A little more freedom


Tied down by your job, a mortgage and a busy calendar? More and more people are choosing a less confining life. Journalist Otje van der Leij looks into ways to enjoy a little more freedom in life.

According to trendwatcher Adjiedj Bakas, this is what the future will look like; economists at Oxford University, UK, are predicting that, within the next 20 years, 47 percent of current professions will disappear. Robots and computers will be carrying out more and more of the work we humans currently do.

Less jobs, more sharing

What’s more, the world population is going to reach nine billion. In other words: There will be less work and it’ll be shared across a greater number of people. “We’ll be seeing a society with two or three different speeds,” Bakas says. “People at the highest speed—with a special talent—will continue to work full-time. Other people will work for money two or three days per week, and patch together the rest of what they need by doing odd jobs, and sharing and trading.”

The nice thing about this development is that we can do what we like with the time we’ll have left over.  There is more freedom. We can play music, teach, do charity work or take care of the children. “Life won’t necessarily be easier, but it will be freer,” says Bakas. “It’s already changing. When the industrial revolution began, we were working weeks of 70 hours in countries like the Netherlands, the US and Japan. Some two hundred years on, it’s been reduced to thirty-five hours, and it’s going to become even less now.”


Win-win situation

Bakas: “This requires a pragmatic and creative approach, and you can already see it being developed. For example, there are homes for the elderly that offer free accommodation to students who work there as volunteers. The young people are happy to have a free place to live, and the elderly are happy with the company of young students. It’s a win-win situation.”

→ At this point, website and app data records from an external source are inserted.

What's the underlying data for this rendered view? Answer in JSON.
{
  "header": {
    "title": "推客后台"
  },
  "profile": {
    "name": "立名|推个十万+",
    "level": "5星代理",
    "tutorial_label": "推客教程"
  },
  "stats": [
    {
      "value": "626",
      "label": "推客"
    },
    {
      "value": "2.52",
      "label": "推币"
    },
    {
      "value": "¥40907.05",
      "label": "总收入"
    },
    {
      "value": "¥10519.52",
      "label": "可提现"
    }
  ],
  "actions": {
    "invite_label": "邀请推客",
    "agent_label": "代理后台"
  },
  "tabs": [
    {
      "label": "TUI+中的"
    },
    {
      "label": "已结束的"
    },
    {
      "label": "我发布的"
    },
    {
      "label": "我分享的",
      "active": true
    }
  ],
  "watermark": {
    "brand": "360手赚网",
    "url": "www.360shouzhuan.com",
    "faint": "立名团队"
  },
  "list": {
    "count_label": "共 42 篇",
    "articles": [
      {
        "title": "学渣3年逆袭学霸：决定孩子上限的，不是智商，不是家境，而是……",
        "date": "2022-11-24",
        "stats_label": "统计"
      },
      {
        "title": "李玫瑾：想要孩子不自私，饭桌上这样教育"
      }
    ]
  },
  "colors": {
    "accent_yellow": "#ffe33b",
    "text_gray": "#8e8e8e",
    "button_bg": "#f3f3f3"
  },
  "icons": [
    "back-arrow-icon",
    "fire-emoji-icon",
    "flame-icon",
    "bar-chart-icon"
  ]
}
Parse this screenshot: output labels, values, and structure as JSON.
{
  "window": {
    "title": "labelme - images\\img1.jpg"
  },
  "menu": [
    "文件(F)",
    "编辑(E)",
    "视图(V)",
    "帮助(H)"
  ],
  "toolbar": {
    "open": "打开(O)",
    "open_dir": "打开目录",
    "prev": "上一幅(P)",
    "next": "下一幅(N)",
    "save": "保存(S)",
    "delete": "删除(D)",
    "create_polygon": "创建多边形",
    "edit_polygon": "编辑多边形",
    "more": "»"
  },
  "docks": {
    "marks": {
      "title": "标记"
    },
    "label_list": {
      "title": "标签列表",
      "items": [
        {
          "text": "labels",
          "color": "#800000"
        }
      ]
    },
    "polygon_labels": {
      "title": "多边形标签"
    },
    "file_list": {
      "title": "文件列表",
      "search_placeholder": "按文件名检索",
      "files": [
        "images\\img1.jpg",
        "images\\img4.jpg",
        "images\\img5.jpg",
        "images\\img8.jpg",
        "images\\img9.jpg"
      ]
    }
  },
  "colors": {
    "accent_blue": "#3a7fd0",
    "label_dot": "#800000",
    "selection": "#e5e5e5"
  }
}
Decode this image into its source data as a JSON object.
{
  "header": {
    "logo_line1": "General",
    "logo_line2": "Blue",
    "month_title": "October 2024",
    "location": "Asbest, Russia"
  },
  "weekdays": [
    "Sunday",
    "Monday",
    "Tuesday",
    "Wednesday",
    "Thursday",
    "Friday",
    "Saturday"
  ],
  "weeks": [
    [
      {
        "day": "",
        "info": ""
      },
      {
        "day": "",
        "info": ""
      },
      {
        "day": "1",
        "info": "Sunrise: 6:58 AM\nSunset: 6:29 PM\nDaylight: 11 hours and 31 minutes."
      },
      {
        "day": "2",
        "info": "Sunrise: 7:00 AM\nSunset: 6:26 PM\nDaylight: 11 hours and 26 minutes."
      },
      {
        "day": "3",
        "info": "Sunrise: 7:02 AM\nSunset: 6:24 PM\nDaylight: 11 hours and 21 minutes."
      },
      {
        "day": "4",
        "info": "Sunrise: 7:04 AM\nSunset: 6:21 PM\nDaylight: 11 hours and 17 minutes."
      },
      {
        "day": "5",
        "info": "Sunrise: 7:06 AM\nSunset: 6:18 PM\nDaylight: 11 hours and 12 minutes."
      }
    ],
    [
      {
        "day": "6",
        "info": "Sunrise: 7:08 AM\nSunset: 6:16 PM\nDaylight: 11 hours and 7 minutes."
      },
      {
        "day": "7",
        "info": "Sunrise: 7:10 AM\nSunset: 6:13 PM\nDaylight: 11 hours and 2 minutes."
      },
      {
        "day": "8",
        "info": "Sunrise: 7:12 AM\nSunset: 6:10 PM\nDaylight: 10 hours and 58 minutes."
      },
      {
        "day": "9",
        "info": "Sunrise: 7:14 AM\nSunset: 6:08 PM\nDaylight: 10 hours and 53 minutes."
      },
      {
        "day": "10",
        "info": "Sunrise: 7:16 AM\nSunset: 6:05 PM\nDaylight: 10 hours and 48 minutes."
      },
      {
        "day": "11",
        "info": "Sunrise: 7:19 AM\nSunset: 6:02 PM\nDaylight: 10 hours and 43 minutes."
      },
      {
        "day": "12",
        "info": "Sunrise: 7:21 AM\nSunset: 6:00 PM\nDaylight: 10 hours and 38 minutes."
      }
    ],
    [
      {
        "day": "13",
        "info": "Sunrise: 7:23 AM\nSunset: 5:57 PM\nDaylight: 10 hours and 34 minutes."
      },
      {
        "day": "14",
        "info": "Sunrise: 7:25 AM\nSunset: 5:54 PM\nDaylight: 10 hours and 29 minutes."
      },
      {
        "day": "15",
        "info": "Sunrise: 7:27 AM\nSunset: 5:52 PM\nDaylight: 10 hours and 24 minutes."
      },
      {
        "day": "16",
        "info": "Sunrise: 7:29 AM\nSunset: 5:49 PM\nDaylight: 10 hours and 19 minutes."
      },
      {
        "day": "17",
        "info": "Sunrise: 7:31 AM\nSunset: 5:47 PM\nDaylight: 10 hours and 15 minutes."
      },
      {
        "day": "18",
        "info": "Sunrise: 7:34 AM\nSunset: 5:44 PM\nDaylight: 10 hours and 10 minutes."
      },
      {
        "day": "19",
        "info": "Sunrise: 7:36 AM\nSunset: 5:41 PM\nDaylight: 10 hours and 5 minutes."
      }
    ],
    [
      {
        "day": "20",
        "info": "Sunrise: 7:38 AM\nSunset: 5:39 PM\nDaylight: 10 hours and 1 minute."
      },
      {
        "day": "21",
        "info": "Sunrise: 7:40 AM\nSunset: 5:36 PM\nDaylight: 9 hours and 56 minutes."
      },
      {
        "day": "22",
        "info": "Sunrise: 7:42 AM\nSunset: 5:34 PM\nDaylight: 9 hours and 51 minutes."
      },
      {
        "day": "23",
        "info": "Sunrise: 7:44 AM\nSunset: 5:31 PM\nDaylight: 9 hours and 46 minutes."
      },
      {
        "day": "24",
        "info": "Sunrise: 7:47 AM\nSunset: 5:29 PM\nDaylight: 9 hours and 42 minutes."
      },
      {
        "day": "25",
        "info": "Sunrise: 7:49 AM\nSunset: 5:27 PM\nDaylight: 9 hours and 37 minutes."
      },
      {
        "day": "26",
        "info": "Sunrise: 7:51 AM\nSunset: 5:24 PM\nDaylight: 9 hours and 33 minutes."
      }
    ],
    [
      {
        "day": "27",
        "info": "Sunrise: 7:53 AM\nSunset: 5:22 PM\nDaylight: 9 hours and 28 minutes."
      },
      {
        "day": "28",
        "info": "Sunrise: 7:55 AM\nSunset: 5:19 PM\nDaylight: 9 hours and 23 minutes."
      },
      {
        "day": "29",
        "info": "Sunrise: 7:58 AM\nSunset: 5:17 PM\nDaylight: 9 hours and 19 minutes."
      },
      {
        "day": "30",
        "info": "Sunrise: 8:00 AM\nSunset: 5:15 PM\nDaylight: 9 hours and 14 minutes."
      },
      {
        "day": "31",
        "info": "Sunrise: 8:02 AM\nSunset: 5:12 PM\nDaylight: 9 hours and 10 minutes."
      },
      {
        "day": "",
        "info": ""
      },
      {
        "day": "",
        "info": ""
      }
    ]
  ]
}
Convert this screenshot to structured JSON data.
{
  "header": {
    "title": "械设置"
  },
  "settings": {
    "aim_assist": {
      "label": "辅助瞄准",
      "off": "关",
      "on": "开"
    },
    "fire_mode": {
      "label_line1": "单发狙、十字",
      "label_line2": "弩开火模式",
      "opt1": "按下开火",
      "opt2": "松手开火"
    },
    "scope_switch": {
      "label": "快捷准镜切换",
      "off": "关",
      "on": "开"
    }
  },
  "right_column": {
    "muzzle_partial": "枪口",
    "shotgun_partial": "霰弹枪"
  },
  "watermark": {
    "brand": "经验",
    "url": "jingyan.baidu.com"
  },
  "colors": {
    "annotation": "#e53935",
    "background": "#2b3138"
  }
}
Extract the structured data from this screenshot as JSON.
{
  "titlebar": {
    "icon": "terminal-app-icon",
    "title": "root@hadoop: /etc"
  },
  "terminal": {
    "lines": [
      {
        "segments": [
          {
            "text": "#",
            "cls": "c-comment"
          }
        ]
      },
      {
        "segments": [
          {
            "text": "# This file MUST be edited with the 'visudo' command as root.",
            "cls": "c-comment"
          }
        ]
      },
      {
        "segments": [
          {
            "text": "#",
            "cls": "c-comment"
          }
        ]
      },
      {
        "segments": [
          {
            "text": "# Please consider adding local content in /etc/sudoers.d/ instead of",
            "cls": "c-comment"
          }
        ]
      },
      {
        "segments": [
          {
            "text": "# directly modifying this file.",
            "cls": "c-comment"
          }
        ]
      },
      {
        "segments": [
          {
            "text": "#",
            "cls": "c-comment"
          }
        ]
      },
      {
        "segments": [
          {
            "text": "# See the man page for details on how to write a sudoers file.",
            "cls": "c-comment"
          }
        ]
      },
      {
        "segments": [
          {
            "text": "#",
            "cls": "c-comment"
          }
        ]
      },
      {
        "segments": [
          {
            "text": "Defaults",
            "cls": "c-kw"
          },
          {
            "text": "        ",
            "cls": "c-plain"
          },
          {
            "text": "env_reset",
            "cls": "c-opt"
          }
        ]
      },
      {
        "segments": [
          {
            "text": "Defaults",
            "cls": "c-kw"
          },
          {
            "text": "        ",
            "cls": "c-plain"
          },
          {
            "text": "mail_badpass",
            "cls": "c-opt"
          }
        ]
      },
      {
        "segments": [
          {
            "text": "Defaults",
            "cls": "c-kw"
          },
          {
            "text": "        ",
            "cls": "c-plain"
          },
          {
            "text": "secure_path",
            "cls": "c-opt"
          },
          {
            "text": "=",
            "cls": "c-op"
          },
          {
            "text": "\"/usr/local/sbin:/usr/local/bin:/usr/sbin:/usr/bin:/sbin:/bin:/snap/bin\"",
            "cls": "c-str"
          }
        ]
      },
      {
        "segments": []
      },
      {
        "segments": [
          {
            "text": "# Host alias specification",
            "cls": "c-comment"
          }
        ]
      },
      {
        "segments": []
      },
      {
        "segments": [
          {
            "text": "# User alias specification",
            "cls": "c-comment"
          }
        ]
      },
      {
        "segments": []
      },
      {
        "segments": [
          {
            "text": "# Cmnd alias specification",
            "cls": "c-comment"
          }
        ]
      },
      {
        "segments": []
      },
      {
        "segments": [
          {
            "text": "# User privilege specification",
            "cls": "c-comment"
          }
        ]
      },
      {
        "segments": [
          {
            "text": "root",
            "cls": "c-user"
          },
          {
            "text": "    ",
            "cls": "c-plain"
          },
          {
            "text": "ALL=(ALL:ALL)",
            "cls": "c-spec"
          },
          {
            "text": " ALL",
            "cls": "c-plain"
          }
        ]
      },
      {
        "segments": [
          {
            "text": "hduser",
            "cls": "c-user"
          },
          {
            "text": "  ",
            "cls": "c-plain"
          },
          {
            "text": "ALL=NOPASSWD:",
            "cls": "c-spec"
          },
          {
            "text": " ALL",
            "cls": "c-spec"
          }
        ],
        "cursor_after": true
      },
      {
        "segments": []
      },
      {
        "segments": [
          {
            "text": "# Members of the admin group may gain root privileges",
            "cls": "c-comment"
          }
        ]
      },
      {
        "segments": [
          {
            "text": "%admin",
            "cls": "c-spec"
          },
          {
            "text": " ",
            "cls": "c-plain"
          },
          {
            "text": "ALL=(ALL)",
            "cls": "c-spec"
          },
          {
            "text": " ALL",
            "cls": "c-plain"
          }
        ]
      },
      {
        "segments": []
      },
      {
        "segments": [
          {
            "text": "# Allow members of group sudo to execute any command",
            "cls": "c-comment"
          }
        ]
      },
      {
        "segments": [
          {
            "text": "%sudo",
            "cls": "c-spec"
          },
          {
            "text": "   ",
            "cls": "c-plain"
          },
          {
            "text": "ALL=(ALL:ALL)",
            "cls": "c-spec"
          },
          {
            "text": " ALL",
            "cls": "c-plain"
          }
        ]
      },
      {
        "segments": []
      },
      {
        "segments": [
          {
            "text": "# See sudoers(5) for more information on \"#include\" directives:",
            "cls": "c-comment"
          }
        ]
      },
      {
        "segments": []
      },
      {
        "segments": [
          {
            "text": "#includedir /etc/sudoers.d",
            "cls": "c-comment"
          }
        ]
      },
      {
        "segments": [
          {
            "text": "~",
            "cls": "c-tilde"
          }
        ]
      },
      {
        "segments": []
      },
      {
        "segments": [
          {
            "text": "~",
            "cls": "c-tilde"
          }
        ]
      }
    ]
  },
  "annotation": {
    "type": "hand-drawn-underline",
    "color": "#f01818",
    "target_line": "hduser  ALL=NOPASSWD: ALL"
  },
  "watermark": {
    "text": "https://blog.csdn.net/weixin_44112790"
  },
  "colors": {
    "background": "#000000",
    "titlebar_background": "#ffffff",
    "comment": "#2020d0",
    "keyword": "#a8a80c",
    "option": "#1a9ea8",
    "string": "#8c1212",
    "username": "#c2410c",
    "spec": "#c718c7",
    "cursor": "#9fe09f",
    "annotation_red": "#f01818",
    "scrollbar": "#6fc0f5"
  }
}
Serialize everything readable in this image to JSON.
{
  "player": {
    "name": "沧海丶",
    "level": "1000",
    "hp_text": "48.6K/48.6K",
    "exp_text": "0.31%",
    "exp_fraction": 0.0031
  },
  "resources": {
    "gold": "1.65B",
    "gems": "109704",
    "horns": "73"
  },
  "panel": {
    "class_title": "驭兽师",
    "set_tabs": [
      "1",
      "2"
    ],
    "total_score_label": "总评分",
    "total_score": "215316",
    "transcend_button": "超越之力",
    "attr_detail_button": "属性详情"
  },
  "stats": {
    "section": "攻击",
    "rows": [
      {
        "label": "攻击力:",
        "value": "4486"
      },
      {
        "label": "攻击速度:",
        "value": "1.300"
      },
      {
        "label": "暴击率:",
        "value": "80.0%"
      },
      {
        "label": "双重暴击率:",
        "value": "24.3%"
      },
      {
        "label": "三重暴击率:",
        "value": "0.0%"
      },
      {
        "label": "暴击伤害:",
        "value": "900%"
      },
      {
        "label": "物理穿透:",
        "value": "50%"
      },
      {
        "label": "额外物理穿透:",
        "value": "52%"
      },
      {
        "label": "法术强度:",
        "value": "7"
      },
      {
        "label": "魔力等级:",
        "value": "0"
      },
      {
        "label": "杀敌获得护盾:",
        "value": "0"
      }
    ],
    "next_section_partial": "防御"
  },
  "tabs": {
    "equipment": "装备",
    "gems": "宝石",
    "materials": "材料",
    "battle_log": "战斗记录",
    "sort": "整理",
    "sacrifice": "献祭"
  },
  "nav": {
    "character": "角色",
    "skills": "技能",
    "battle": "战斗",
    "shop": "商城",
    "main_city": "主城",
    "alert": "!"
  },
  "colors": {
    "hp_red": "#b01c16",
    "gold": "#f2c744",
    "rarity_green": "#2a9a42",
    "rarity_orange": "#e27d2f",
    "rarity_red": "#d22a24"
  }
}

What I like most about the whole concept is the time that becomes available for doing what you want: Waking up of your own accord instead of when your alarm clock tells you to, reading the newspaper with a cup of coffee, or just staring out the window for a while. It all becomes possible when your life is no longer dominated by a heavy schedule.

Fertile soil for creativity

What’s more, the best ideas always come when you are kicking back and resting; when you savor life with all your senses and your mind is given free rein to knit together all your random thoughts. This is fertile soil for creativity, for a colorful and adventurous life. Or as American author and poet Maya Angelou said: “Because of the routines we follow, we often forget that life is an ongoing adventure. […] Life is pure adventure, and the sooner we realize that, the quicker we will be able to treat life as art.”

  • The full story ‘Free as a bird’ can be found in Issue 23.

Text Otje van der Leij Photography Hanke Arkenbout